General signup info, social media and websites

  1. When you sign up for online services think about the information you give them. Do they really need your date of birth, etc? If the answers you give out to XYZ site provide the same information someone needs to get passed your bank security then if they hack your email you are wide open to abuse. We’d recommend you change your DOB by a few days on any sites that aren’t government / banking / legal websites. Why not make up a fake place of birth, etc? This will help protect you from identity theft
  2. Facebook profiles are easy targets for identity thieves. We recommend you remove personal details that would help an attacker (especially your date of birth). If one of your friends’ accounts gets compromised then it’s likely that all your profile details can be seen. Always ensure your security settings in social media are appropriately set (for example, you may wish to only permit friends to see your profile rather than everyone)
  3. On Facebook there are large numbers of scams. For example a recent one says something like  ‘Click Like on this, Share with your friends and you could get a free iPhone 6’. You may well be giving access to your personal details to a complete stranger and your friends may also be exposed. The stranger wants to scam, spam and possibly steal your identity. If something in Facebook looks like an amazing deal then please do some background research to confirm it is real before clicking. If it’s too good to be true then it’s probably a scam
  4. Twitter, Facebook, Microsoft, Sony and Apple are all big names that have recently been hacked. With any site you sign up to if you assume that eventually a hacker will download the database that stores your information that’s probably likely. There are many security breaches that don’t get reported. Smaller sites such as forums and chatrooms are very easy to crack so be mindful what you are signing up to
  5. Always ensure you really are on the site you think you are on by checking the address (normally at the top of your browser)
  6. Never give out too much personal information over an insecure connection (secure connections either have a padlock or HTTPS:// in the address bar)
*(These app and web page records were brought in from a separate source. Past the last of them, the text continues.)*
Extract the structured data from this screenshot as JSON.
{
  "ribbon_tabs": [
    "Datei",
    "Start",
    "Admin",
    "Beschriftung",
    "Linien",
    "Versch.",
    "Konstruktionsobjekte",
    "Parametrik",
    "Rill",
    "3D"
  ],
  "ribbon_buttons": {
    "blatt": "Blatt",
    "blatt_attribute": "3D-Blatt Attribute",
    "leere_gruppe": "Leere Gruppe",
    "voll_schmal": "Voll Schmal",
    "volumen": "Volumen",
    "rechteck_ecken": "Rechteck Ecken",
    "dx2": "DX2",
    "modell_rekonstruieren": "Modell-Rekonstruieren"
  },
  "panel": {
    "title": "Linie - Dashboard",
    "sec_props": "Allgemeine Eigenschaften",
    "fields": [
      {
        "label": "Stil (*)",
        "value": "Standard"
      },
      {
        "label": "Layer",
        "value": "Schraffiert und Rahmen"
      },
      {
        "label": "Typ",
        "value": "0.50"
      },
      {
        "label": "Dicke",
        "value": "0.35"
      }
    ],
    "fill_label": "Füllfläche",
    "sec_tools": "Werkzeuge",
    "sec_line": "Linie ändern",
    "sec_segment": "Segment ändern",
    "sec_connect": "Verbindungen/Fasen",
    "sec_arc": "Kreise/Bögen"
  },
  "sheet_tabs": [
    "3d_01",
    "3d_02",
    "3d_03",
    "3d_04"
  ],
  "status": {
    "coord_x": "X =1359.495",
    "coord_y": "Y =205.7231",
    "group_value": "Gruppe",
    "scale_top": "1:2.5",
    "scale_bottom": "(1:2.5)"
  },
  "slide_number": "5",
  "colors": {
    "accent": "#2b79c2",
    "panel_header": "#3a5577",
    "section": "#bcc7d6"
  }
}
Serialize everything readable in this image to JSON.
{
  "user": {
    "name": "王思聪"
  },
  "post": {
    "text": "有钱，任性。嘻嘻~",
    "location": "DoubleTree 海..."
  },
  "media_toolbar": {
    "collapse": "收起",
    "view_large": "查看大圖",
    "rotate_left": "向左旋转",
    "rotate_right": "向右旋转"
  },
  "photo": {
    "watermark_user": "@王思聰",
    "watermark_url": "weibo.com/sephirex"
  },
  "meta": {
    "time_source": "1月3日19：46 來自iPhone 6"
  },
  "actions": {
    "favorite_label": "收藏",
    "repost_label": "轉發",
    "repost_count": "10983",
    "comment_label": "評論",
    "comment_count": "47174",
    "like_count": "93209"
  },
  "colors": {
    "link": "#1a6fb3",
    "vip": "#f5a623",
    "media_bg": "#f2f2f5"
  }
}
Overseas workers - Online safety for missionaries

  1. Please be very careful when you are putting information on the web regarding people that you may know who are working in potentially difficult circumstances. Some governments and radical organisations may not like their work. You should always discuss with the individual(s) concerned before they leave what their security requirements may be. Depending on the country they are serving in you may want to never post anything about them online - this could include websites, forums, emails, social media, password protected members only areas and anything connected to the web! With their permission you may decide to post online about them but change their names and never include the country they are working in. We know this sounds potentially paranoid but we would caution that being over careful helps prevent potentially very serious incidents
  2. If the person is working with a larger organisation (such as Tearfund, Christian Aid or CAFOD) they should have their own security policy to help keep workers safe in the field. Please contact them to ask for any advice
  3. Assume that all emails (and potentially phone, txt, Skype, FaceTime and letters) sent to or from the worker are monitored
  4. There are lots of online call and messaging services, such as Skype. Whilst some of these claim to be secure it is likely that many national security agencies can easily eavesdrop at will
  5. Of course the above doesn't apply for many countries where persecution and restrictions are not an issue. In those cases the Internet can be a really great way to communicate. Always first check with the individual before you first post or send too much information in an email etc.

We hope the above information will help keep you safe online.